----- Task material -----

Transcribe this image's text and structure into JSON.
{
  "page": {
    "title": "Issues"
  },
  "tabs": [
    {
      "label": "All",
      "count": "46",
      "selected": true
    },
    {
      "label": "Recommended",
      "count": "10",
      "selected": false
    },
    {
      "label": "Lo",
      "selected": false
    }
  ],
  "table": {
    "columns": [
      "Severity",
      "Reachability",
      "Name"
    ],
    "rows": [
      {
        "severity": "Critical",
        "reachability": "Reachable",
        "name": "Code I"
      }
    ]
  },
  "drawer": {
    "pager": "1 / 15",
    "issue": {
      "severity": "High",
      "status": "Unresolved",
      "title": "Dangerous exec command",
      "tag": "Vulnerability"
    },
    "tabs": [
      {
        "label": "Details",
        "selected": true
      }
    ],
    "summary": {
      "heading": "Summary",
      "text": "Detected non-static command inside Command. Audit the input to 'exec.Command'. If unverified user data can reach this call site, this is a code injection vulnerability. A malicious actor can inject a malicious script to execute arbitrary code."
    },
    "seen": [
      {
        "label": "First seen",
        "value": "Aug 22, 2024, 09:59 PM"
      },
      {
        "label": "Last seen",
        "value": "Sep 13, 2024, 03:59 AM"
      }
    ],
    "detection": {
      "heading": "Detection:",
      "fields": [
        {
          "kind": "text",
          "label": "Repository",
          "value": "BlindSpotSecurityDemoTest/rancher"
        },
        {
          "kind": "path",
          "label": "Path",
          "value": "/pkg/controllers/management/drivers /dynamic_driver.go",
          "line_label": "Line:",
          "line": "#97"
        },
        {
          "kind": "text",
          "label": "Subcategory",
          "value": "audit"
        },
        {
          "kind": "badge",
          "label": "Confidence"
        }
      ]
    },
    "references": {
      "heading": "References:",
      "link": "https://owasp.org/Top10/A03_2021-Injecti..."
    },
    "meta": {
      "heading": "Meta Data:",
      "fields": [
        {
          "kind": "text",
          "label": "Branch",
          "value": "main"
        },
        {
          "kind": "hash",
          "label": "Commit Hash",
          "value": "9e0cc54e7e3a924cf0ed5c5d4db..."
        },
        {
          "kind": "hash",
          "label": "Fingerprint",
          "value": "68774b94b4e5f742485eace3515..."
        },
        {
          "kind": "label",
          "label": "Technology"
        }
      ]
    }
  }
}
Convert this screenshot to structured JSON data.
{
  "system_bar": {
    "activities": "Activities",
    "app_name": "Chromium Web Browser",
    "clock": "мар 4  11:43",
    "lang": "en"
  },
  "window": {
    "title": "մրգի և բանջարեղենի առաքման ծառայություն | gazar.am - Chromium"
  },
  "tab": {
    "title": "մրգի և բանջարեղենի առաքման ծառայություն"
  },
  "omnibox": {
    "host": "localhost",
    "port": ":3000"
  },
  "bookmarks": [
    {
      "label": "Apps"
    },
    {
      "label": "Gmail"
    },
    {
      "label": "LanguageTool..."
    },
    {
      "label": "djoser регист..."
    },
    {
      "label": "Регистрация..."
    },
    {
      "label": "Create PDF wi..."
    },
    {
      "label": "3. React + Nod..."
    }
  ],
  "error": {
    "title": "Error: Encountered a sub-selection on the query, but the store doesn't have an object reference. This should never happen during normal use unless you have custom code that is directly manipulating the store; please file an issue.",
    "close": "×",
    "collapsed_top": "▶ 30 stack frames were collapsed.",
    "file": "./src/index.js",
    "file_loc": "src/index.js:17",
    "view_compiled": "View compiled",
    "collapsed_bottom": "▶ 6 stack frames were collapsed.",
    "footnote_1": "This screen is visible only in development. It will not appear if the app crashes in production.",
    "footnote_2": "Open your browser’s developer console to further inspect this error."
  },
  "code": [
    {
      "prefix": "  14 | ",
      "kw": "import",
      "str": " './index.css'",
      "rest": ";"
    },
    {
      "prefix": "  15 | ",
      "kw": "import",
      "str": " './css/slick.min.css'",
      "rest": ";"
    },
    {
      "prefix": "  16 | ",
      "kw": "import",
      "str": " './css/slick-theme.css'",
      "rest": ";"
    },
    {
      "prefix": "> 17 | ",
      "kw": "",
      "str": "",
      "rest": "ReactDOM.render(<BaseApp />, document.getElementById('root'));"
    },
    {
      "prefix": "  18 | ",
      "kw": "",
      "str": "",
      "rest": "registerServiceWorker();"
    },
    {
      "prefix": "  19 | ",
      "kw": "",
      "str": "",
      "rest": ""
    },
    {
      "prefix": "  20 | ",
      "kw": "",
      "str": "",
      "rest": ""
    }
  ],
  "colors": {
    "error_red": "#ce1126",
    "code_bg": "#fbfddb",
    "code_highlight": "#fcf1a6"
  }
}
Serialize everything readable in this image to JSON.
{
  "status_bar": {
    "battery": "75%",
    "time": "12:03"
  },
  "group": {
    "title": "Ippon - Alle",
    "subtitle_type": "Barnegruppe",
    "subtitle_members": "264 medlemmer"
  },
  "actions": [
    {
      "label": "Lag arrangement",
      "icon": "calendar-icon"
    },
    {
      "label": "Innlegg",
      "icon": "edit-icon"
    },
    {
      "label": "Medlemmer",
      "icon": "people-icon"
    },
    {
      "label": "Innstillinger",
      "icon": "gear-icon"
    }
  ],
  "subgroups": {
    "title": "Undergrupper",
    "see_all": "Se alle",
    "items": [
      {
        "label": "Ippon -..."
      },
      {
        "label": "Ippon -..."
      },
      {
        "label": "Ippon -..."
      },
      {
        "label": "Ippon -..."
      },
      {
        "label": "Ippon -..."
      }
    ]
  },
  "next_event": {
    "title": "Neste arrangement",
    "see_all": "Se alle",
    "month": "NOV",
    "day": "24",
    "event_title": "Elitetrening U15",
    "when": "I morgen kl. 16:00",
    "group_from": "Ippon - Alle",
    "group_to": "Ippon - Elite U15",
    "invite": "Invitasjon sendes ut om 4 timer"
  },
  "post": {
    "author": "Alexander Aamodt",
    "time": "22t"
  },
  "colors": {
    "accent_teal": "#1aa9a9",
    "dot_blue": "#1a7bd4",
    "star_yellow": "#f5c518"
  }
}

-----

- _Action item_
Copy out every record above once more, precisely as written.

- _Written solution_
Transcribe this image's text and structure into JSON.
{
  "page": {
    "title": "Issues"
  },
  "tabs": [
    {
      "label": "All",
      "count": "46",
      "selected": true
    },
    {
      "label": "Recommended",
      "count": "10",
      "selected": false
    },
    {
      "label": "Lo",
      "selected": false
    }
  ],
  "table": {
    "columns": [
      "Severity",
      "Reachability",
      "Name"
    ],
    "rows": [
      {
        "severity": "Critical",
        "reachability": "Reachable",
        "name": "Code I"
      }
    ]
  },
  "drawer": {
    "pager": "1 / 15",
    "issue": {
      "severity": "High",
      "status": "Unresolved",
      "title": "Dangerous exec command",
      "tag": "Vulnerability"
    },
    "tabs": [
      {
        "label": "Details",
        "selected": true
      }
    ],
    "summary": {
      "heading": "Summary",
      "text": "Detected non-static command inside Command. Audit the input to 'exec.Command'. If unverified user data can reach this call site, this is a code injection vulnerability. A malicious actor can inject a malicious script to execute arbitrary code."
    },
    "seen": [
      {
        "label": "First seen",
        "value": "Aug 22, 2024, 09:59 PM"
      },
      {
        "label": "Last seen",
        "value": "Sep 13, 2024, 03:59 AM"
      }
    ],
    "detection": {
      "heading": "Detection:",
      "fields": [
        {
          "kind": "text",
          "label": "Repository",
          "value": "BlindSpotSecurityDemoTest/rancher"
        },
        {
          "kind": "path",
          "label": "Path",
          "value": "/pkg/controllers/management/drivers /dynamic_driver.go",
          "line_label": "Line:",
          "line": "#97"
        },
        {
          "kind": "text",
          "label": "Subcategory",
          "value": "audit"
        },
        {
          "kind": "badge",
          "label": "Confidence"
        }
      ]
    },
    "references": {
      "heading": "References:",
      "link": "https://owasp.org/Top10/A03_2021-Injecti..."
    },
    "meta": {
      "heading": "Meta Data:",
      "fields": [
        {
          "kind": "text",
          "label": "Branch",
          "value": "main"
        },
        {
          "kind": "hash",
          "label": "Commit Hash",
          "value": "9e0cc54e7e3a924cf0ed5c5d4db..."
        },
        {
          "kind": "hash",
          "label": "Fingerprint",
          "value": "68774b94b4e5f742485eace3515..."
        },
        {
          "kind": "label",
          "label": "Technology"
        }
      ]
    }
  }
}
Convert this screenshot to structured JSON data.
{
  "system_bar": {
    "activities": "Activities",
    "app_name": "Chromium Web Browser",
    "clock": "мар 4  11:43",
    "lang": "en"
  },
  "window": {
    "title": "մրգի և բանջարեղենի առաքման ծառայություն | gazar.am - Chromium"
  },
  "tab": {
    "title": "մրգի և բանջարեղենի առաքման ծառայություն"
  },
  "omnibox": {
    "host": "localhost",
    "port": ":3000"
  },
  "bookmarks": [
    {
      "label": "Apps"
    },
    {
      "label": "Gmail"
    },
    {
      "label": "LanguageTool..."
    },
    {
      "label": "djoser регист..."
    },
    {
      "label": "Регистрация..."
    },
    {
      "label": "Create PDF wi..."
    },
    {
      "label": "3. React + Nod..."
    }
  ],
  "error": {
    "title": "Error: Encountered a sub-selection on the query, but the store doesn't have an object reference. This should never happen during normal use unless you have custom code that is directly manipulating the store; please file an issue.",
    "close": "×",
    "collapsed_top": "▶ 30 stack frames were collapsed.",
    "file": "./src/index.js",
    "file_loc": "src/index.js:17",
    "view_compiled": "View compiled",
    "collapsed_bottom": "▶ 6 stack frames were collapsed.",
    "footnote_1": "This screen is visible only in development. It will not appear if the app crashes in production.",
    "footnote_2": "Open your browser’s developer console to further inspect this error."
  },
  "code": [
    {
      "prefix": "  14 | ",
      "kw": "import",
      "str": " './index.css'",
      "rest": ";"
    },
    {
      "prefix": "  15 | ",
      "kw": "import",
      "str": " './css/slick.min.css'",
      "rest": ";"
    },
    {
      "prefix": "  16 | ",
      "kw": "import",
      "str": " './css/slick-theme.css'",
      "rest": ";"
    },
    {
      "prefix": "> 17 | ",
      "kw": "",
      "str": "",
      "rest": "ReactDOM.render(<BaseApp />, document.getElementById('root'));"
    },
    {
      "prefix": "  18 | ",
      "kw": "",
      "str": "",
      "rest": "registerServiceWorker();"
    },
    {
      "prefix": "  19 | ",
      "kw": "",
      "str": "",
      "rest": ""
    },
    {
      "prefix": "  20 | ",
      "kw": "",
      "str": "",
      "rest": ""
    }
  ],
  "colors": {
    "error_red": "#ce1126",
    "code_bg": "#fbfddb",
    "code_highlight": "#fcf1a6"
  }
}
Serialize everything readable in this image to JSON.
{
  "status_bar": {
    "battery": "75%",
    "time": "12:03"
  },
  "group": {
    "title": "Ippon - Alle",
    "subtitle_type": "Barnegruppe",
    "subtitle_members": "264 medlemmer"
  },
  "actions": [
    {
      "label": "Lag arrangement",
      "icon": "calendar-icon"
    },
    {
      "label": "Innlegg",
      "icon": "edit-icon"
    },
    {
      "label": "Medlemmer",
      "icon": "people-icon"
    },
    {
      "label": "Innstillinger",
      "icon": "gear-icon"
    }
  ],
  "subgroups": {
    "title": "Undergrupper",
    "see_all": "Se alle",
    "items": [
      {
        "label": "Ippon -..."
      },
      {
        "label": "Ippon -..."
      },
      {
        "label": "Ippon -..."
      },
      {
        "label": "Ippon -..."
      },
      {
        "label": "Ippon -..."
      }
    ]
  },
  "next_event": {
    "title": "Neste arrangement",
    "see_all": "Se alle",
    "month": "NOV",
    "day": "24",
    "event_title": "Elitetrening U15",
    "when": "I morgen kl. 16:00",
    "group_from": "Ippon - Alle",
    "group_to": "Ippon - Elite U15",
    "invite": "Invitasjon sendes ut om 4 timer"
  },
  "post": {
    "author": "Alexander Aamodt",
    "time": "22t"
  },
  "colors": {
    "accent_teal": "#1aa9a9",
    "dot_blue": "#1a7bd4",
    "star_yellow": "#f5c518"
  }
}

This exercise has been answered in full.